__Brief__: Work through the records that follow and return each line containing the word "Integrate".

Data records below:

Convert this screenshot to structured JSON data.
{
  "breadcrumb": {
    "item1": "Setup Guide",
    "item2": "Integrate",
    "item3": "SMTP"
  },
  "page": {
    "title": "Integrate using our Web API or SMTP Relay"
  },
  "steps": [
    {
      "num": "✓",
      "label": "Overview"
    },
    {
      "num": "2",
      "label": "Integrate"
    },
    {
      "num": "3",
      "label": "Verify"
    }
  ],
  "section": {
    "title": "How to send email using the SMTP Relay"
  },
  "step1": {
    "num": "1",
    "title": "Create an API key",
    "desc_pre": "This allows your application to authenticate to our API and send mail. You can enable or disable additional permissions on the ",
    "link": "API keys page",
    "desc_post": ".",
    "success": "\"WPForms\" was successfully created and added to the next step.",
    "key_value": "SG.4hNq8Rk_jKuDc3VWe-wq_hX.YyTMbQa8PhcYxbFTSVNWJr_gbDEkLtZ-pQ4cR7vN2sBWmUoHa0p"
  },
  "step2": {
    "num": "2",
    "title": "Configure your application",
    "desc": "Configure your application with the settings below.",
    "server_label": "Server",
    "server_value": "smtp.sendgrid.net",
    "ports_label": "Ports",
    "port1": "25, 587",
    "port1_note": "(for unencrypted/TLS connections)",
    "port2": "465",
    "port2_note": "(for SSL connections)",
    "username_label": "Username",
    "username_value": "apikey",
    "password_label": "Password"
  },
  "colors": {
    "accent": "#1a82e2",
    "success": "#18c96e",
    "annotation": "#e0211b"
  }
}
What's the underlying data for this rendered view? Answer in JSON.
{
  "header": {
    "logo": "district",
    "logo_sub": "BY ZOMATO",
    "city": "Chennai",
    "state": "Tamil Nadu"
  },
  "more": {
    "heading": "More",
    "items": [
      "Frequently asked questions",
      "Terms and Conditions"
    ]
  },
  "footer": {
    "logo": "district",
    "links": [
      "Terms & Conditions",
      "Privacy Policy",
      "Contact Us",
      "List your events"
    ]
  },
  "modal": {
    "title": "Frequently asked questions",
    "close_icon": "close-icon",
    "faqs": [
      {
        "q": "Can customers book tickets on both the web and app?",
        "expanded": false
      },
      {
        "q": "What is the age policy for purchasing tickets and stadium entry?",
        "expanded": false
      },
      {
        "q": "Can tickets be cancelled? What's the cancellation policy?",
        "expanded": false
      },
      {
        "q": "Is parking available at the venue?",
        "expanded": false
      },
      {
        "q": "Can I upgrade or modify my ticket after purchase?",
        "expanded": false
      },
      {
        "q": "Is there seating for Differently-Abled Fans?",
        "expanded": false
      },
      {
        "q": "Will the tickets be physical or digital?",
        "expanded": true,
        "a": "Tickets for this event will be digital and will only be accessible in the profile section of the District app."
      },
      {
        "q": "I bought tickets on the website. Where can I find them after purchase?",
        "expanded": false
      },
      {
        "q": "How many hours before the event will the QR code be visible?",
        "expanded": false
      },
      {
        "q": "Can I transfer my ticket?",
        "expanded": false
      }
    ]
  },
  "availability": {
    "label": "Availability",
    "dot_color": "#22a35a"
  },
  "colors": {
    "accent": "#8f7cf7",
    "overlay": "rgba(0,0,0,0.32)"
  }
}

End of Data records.

__Exercise solution__:
    "item2": "Integrate",
    "title": "Integrate using our Web API or SMTP Relay"
      "label": "Integrate"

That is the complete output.